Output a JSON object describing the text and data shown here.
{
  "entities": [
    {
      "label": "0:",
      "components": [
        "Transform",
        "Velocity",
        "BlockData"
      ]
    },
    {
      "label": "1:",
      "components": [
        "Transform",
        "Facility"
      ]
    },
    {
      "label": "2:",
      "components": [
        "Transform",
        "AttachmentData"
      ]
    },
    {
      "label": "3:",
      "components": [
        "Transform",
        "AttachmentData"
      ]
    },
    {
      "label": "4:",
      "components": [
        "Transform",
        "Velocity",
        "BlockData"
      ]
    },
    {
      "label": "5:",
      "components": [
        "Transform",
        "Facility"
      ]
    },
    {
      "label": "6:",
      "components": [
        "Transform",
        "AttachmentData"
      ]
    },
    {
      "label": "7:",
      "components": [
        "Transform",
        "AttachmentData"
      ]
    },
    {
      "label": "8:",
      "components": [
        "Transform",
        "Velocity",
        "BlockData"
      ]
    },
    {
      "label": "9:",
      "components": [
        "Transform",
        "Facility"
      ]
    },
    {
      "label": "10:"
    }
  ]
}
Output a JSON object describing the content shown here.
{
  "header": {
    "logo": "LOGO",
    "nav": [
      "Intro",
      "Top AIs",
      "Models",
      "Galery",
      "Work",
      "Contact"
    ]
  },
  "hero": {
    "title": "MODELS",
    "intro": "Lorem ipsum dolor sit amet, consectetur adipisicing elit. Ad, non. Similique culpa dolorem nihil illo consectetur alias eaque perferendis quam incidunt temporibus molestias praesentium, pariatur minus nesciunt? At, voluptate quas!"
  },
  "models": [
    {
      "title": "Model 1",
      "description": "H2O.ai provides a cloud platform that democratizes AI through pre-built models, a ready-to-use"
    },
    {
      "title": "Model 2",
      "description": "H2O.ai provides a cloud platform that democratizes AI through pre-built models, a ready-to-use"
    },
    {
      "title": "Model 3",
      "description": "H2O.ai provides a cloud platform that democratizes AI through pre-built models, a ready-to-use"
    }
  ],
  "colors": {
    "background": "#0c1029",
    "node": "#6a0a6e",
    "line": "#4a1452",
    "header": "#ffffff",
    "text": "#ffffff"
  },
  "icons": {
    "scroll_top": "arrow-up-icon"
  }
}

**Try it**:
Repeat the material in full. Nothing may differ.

**Final answer**:
Output a JSON object describing the text and data shown here.
{
  "entities": [
    {
      "label": "0:",
      "components": [
        "Transform",
        "Velocity",
        "BlockData"
      ]
    },
    {
      "label": "1:",
      "components": [
        "Transform",
        "Facility"
      ]
    },
    {
      "label": "2:",
      "components": [
        "Transform",
        "AttachmentData"
      ]
    },
    {
      "label": "3:",
      "components": [
        "Transform",
        "AttachmentData"
      ]
    },
    {
      "label": "4:",
      "components": [
        "Transform",
        "Velocity",
        "BlockData"
      ]
    },
    {
      "label": "5:",
      "components": [
        "Transform",
        "Facility"
      ]
    },
    {
      "label": "6:",
      "components": [
        "Transform",
        "AttachmentData"
      ]
    },
    {
      "label": "7:",
      "components": [
        "Transform",
        "AttachmentData"
      ]
    },
    {
      "label": "8:",
      "components": [
        "Transform",
        "Velocity",
        "BlockData"
      ]
    },
    {
      "label": "9:",
      "components": [
        "Transform",
        "Facility"
      ]
    },
    {
      "label": "10:"
    }
  ]
}
Output a JSON object describing the content shown here.
{
  "header": {
    "logo": "LOGO",
    "nav": [
      "Intro",
      "Top AIs",
      "Models",
      "Galery",
      "Work",
      "Contact"
    ]
  },
  "hero": {
    "title": "MODELS",
    "intro": "Lorem ipsum dolor sit amet, consectetur adipisicing elit. Ad, non. Similique culpa dolorem nihil illo consectetur alias eaque perferendis quam incidunt temporibus molestias praesentium, pariatur minus nesciunt? At, voluptate quas!"
  },
  "models": [
    {
      "title": "Model 1",
      "description": "H2O.ai provides a cloud platform that democratizes AI through pre-built models, a ready-to-use"
    },
    {
      "title": "Model 2",
      "description": "H2O.ai provides a cloud platform that democratizes AI through pre-built models, a ready-to-use"
    },
    {
      "title": "Model 3",
      "description": "H2O.ai provides a cloud platform that democratizes AI through pre-built models, a ready-to-use"
    }
  ],
  "colors": {
    "background": "#0c1029",
    "node": "#6a0a6e",
    "line": "#4a1452",
    "header": "#ffffff",
    "text": "#ffffff"
  },
  "icons": {
    "scroll_top": "arrow-up-icon"
  }
}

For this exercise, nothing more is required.